### Your instructions
Each entry below must appear in the answer exactly as written.

(Data records for software interfaces)
^^^^^^^^^^^^^^^^

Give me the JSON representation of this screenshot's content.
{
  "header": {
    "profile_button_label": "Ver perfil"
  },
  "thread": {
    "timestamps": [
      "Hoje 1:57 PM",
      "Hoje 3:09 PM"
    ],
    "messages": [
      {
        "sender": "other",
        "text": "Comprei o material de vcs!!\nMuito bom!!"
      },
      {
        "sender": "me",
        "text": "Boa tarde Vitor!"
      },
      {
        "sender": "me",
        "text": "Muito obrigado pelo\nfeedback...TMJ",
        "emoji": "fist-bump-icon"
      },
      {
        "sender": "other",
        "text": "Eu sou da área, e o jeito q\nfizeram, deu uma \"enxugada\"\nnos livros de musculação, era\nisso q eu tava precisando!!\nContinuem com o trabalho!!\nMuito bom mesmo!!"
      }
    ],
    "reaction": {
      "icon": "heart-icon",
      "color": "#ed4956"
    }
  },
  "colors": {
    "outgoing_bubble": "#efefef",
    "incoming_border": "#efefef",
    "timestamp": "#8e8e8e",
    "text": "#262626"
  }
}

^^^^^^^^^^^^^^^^

### Response to the task
Give me the JSON representation of this screenshot's content.
{
  "header": {
    "profile_button_label": "Ver perfil"
  },
  "thread": {
    "timestamps": [
      "Hoje 1:57 PM",
      "Hoje 3:09 PM"
    ],
    "messages": [
      {
        "sender": "other",
        "text": "Comprei o material de vcs!!\nMuito bom!!"
      },
      {
        "sender": "me",
        "text": "Boa tarde Vitor!"
      },
      {
        "sender": "me",
        "text": "Muito obrigado pelo\nfeedback...TMJ",
        "emoji": "fist-bump-icon"
      },
      {
        "sender": "other",
        "text": "Eu sou da área, e o jeito q\nfizeram, deu uma \"enxugada\"\nnos livros de musculação, era\nisso q eu tava precisando!!\nContinuem com o trabalho!!\nMuito bom mesmo!!"
      }
    ],
    "reaction": {
      "icon": "heart-icon",
      "color": "#ed4956"
    }
  },
  "colors": {
    "outgoing_bubble": "#efefef",
    "incoming_border": "#efefef",
    "timestamp": "#8e8e8e",
    "text": "#262626"
  }
}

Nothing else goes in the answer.